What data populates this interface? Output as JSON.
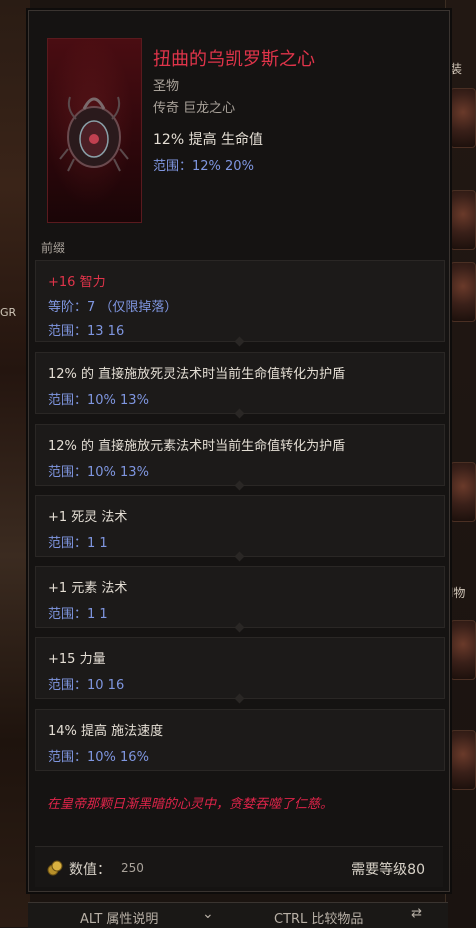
{
  "background": {
    "left_label": "GR",
    "right_labels": [
      "装",
      "l物"
    ]
  },
  "item": {
    "name": "扭曲的乌凯罗斯之心",
    "type": "圣物",
    "rarity": "传奇 巨龙之心",
    "implicit": "12% 提高 生命值",
    "implicit_range": "范围：12%  20%",
    "icon": "heart-relic-icon"
  },
  "section_label": "前缀",
  "affixes": [
    {
      "line1": "+16 智力",
      "line1_color": "red",
      "line_extra": "等阶：7  （仅限掉落）",
      "line2": "范围：13  16"
    },
    {
      "line1": "12% 的 直接施放死灵法术时当前生命值转化为护盾",
      "line2": "范围：10%  13%"
    },
    {
      "line1": "12% 的 直接施放元素法术时当前生命值转化为护盾",
      "line2": "范围：10%  13%"
    },
    {
      "line1": "+1 死灵 法术",
      "line2": "范围：1  1"
    },
    {
      "line1": "+1 元素 法术",
      "line2": "范围：1  1"
    },
    {
      "line1": "+15 力量",
      "line2": "范围：10  16"
    },
    {
      "line1": "14% 提高 施法速度",
      "line2": "范围：10%  16%"
    }
  ],
  "flavor": "在皇帝那颗日渐黑暗的心灵中，贪婪吞噬了仁慈。",
  "footer": {
    "value_label": "数值：",
    "value": "250",
    "requirement": "需要等级80"
  },
  "hints": {
    "alt": "ALT 属性说明",
    "ctrl": "CTRL 比较物品"
  },
  "colors": {
    "title": "#e0344a",
    "range": "#7f96e0",
    "flavor": "#e0244a"
  }
}
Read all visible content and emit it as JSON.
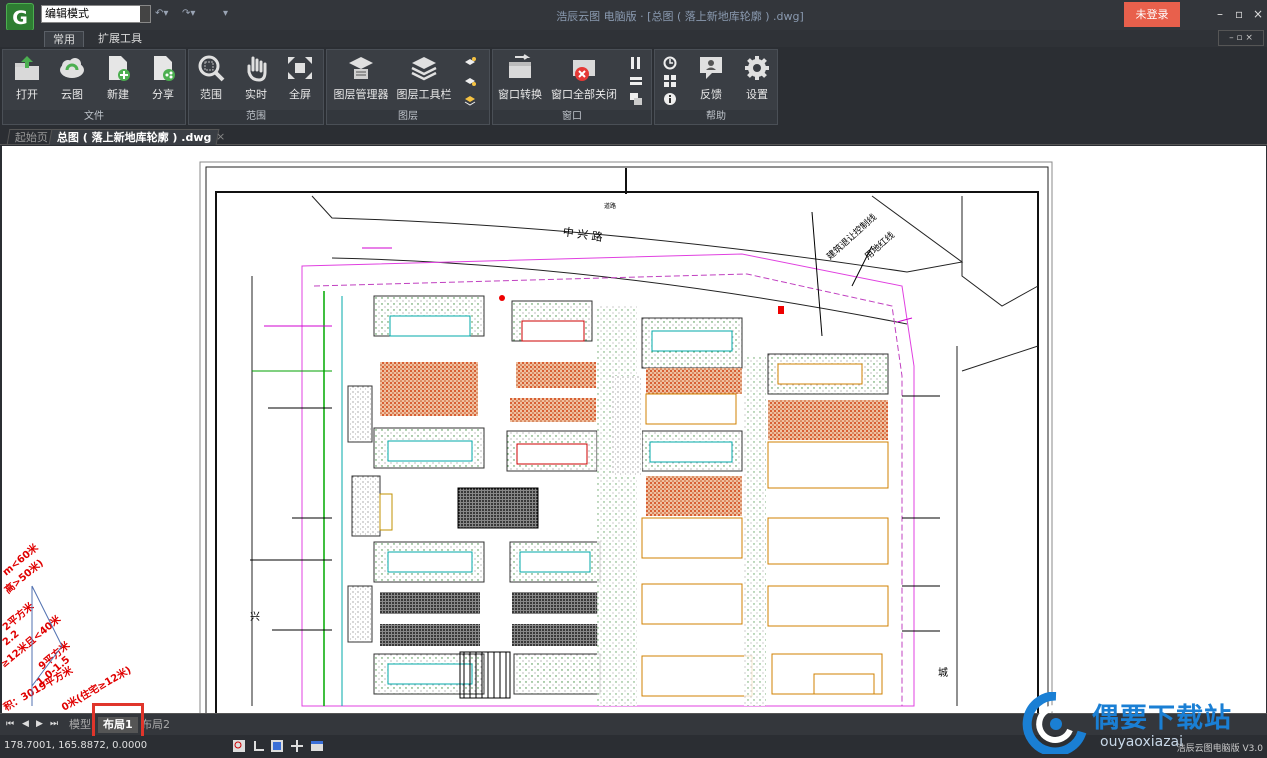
{
  "titlebar": {
    "mode": "编辑模式",
    "title": "浩辰云图 电脑版 · [总图 ( 落上新地库轮廓 ) .dwg]",
    "login_label": "未登录",
    "minimize": "–",
    "restore": "▫",
    "close": "×"
  },
  "ribbon_tabs": [
    "常用",
    "扩展工具"
  ],
  "groups": {
    "file": {
      "label": "文件",
      "buttons": [
        "打开",
        "云图",
        "新建",
        "分享"
      ]
    },
    "browse": {
      "label": "范围",
      "buttons": [
        "范围",
        "实时",
        "全屏"
      ],
      "group_label": "范围"
    },
    "layer": {
      "label": "图层",
      "buttons": [
        "图层管理器",
        "图层工具栏"
      ]
    },
    "window": {
      "label": "窗口",
      "buttons": [
        "窗口转换",
        "窗口全部关闭"
      ]
    },
    "help": {
      "label": "帮助",
      "buttons": [
        "反馈",
        "设置"
      ]
    }
  },
  "doc_tabs": [
    "起始页",
    "总图 ( 落上新地库轮廓 ) .dwg"
  ],
  "layout_tabs": [
    "模型",
    "布局1",
    "布局2"
  ],
  "status": {
    "coords": "178.7001, 165.8872, 0.0000",
    "right": "浩辰云图电脑版 V3.0"
  },
  "drawing_text": {
    "road_top": "中 兴 路",
    "road_left": "兴",
    "top_small": "道路",
    "diag1": "建筑退让控制线",
    "diag2": "用地红线",
    "right_edge": "城",
    "legend_lines": [
      "m<60米",
      "高>50米)",
      "2平方米",
      "2.2",
      "≥12米且<40米",
      "9平方米",
      "1.0-1.5",
      "积：3019平方米",
      "0米(住宅≥12米)"
    ]
  },
  "watermark": {
    "cn": "偶要下载站",
    "en": "ouyaoxiazai"
  }
}
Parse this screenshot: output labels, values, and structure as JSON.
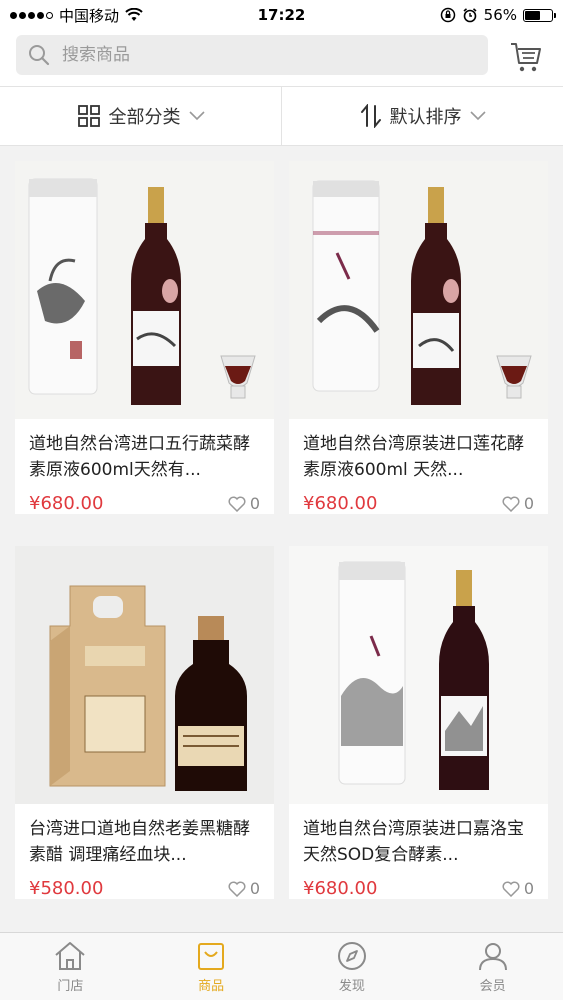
{
  "status_bar": {
    "carrier": "中国移动",
    "time": "17:22",
    "battery": "56%",
    "battery_level": 0.56
  },
  "search": {
    "placeholder": "搜索商品",
    "icon": "search-icon",
    "cart_icon": "cart-icon"
  },
  "filters": {
    "category_label": "全部分类",
    "sort_label": "默认排序"
  },
  "products": [
    {
      "title": "道地自然台湾进口五行蔬菜酵素原液600ml天然有...",
      "price": "¥680.00",
      "likes": "0"
    },
    {
      "title": "道地自然台湾原装进口莲花酵素原液600ml 天然...",
      "price": "¥680.00",
      "likes": "0"
    },
    {
      "title": "台湾进口道地自然老姜黑糖酵素醋 调理痛经血块...",
      "price": "¥580.00",
      "likes": "0"
    },
    {
      "title": "道地自然台湾原装进口嘉洛宝天然SOD复合酵素...",
      "price": "¥680.00",
      "likes": "0"
    }
  ],
  "tabs": [
    {
      "label": "门店",
      "icon": "home-icon"
    },
    {
      "label": "商品",
      "icon": "bag-icon"
    },
    {
      "label": "发现",
      "icon": "compass-icon"
    },
    {
      "label": "会员",
      "icon": "user-icon"
    }
  ],
  "colors": {
    "accent": "#e4a91e",
    "price": "#e0393e",
    "background": "#f2f2f2"
  }
}
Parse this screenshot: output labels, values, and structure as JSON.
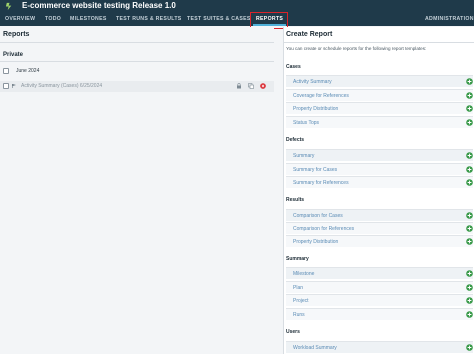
{
  "header": {
    "title": "E-commerce website testing Release 1.0"
  },
  "nav": {
    "items": [
      {
        "label": "OVERVIEW"
      },
      {
        "label": "TODO"
      },
      {
        "label": "MILESTONES"
      },
      {
        "label": "TEST RUNS & RESULTS"
      },
      {
        "label": "TEST SUITES & CASES"
      },
      {
        "label": "REPORTS"
      }
    ],
    "admin_label": "ADMINISTRATION",
    "active": "REPORTS"
  },
  "left": {
    "title": "Reports",
    "private_title": "Private",
    "group_label": "June 2024",
    "report_label": "Activity Summary (Cases) 6/25/2024"
  },
  "right": {
    "title": "Create Report",
    "description": "You can create or schedule reports for the following report templates:",
    "sections": [
      {
        "title": "Cases",
        "items": [
          "Activity Summary",
          "Coverage for References",
          "Property Distribution",
          "Status Tops"
        ]
      },
      {
        "title": "Defects",
        "items": [
          "Summary",
          "Summary for Cases",
          "Summary for References"
        ]
      },
      {
        "title": "Results",
        "items": [
          "Comparison for Cases",
          "Comparison for References",
          "Property Distribution"
        ]
      },
      {
        "title": "Summary",
        "items": [
          "Milestone",
          "Plan",
          "Project",
          "Runs"
        ]
      },
      {
        "title": "Users",
        "items": [
          "Workload Summary"
        ]
      }
    ]
  },
  "colors": {
    "header_bg": "#1f3a4a",
    "link": "#5a8bb5",
    "add_green": "#3a9a4a",
    "delete_red": "#d9242b",
    "highlight": "#d9242b"
  },
  "icons": {
    "logo": "logo-icon",
    "flag": "flag-icon",
    "lock": "lock-icon",
    "copy": "copy-icon",
    "delete": "delete-icon",
    "add": "plus-icon"
  }
}
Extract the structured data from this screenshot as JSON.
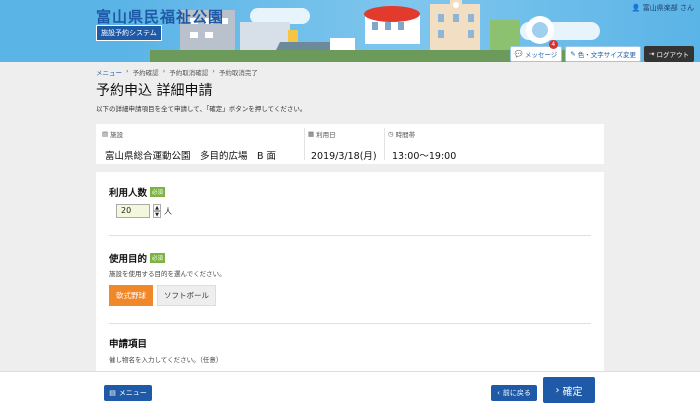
{
  "header": {
    "site_title": "富山県民福祉公園",
    "system_name": "施設予約システム",
    "user_name": "富山県楽部 さん",
    "messages_label": "メッセージ",
    "messages_count": "4",
    "display_settings_label": "色・文字サイズ変更",
    "logout_label": "ログアウト"
  },
  "breadcrumb": {
    "items": [
      "メニュー",
      "予約確認",
      "予約取消確認",
      "予約取消完了"
    ]
  },
  "page": {
    "title": "予約申込 詳細申請",
    "subtitle": "以下の詳細申請項目を全て申請して、「確定」ボタンを押してください。"
  },
  "info": {
    "facility_label": "施設",
    "facility_value": "富山県総合運動公園　多目的広場　B 面",
    "date_label": "利用日",
    "date_value": "2019/3/18(月)",
    "time_label": "時間帯",
    "time_value": "13:00〜19:00"
  },
  "form": {
    "count_title": "利用人数",
    "required_label": "必須",
    "count_value": "20",
    "count_unit": "人",
    "purpose_title": "使用目的",
    "purpose_desc": "施設を使用する目的を選んでください。",
    "purpose_options": [
      "軟式野球",
      "ソフトボール"
    ],
    "purpose_selected": "軟式野球",
    "apply_title": "申請項目",
    "apply_desc": "催し物名を入力してください。（任意）"
  },
  "footer": {
    "menu_label": "メニュー",
    "back_label": "前に戻る",
    "confirm_label": "確定"
  },
  "colors": {
    "primary": "#1e5aa8",
    "selected": "#f0882a",
    "required": "#7cb342",
    "badge": "#d9302c"
  }
}
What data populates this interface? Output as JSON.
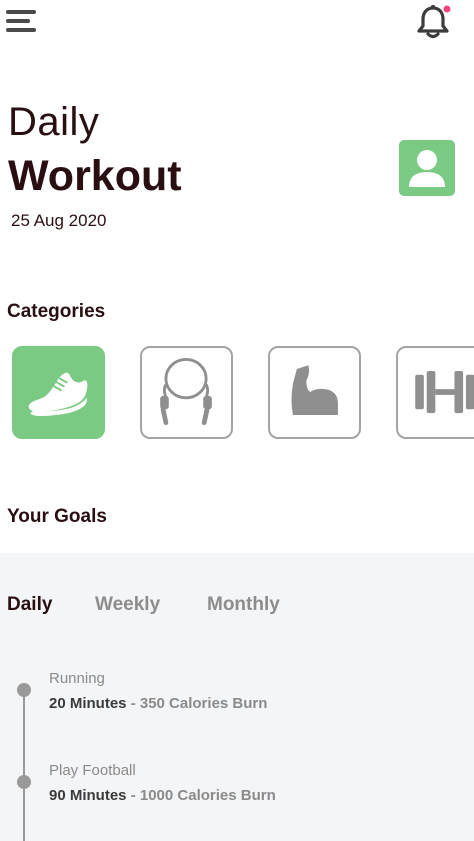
{
  "header": {
    "menu_icon": "hamburger-menu-icon",
    "bell_icon": "bell-icon",
    "notification_color": "#f0457a"
  },
  "hero": {
    "title_line1": "Daily",
    "title_line2": "Workout",
    "date": "25 Aug 2020",
    "avatar_icon": "user-avatar-icon",
    "accent_color": "#7bca83"
  },
  "categories": {
    "title": "Categories",
    "items": [
      {
        "icon": "running-shoe-icon",
        "active": true
      },
      {
        "icon": "jump-rope-icon",
        "active": false
      },
      {
        "icon": "flexed-arm-icon",
        "active": false
      },
      {
        "icon": "dumbbell-icon",
        "active": false
      }
    ]
  },
  "goals": {
    "title": "Your Goals",
    "tabs": [
      {
        "label": "Daily",
        "active": true
      },
      {
        "label": "Weekly",
        "active": false
      },
      {
        "label": "Monthly",
        "active": false
      }
    ],
    "items": [
      {
        "name": "Running",
        "duration": "20 Minutes",
        "calories": " - 350 Calories Burn"
      },
      {
        "name": "Play Football",
        "duration": "90 Minutes",
        "calories": " - 1000 Calories Burn"
      }
    ]
  }
}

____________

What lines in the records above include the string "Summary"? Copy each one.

EXPECTED OUTPUT:
    "report_label": "Activity Summary (Cases) 6/25/2024"
          "Activity Summary",
          "Summary",
          "Summary for Cases",
          "Summary for References"
        "title": "Summary",
          "Workload Summary"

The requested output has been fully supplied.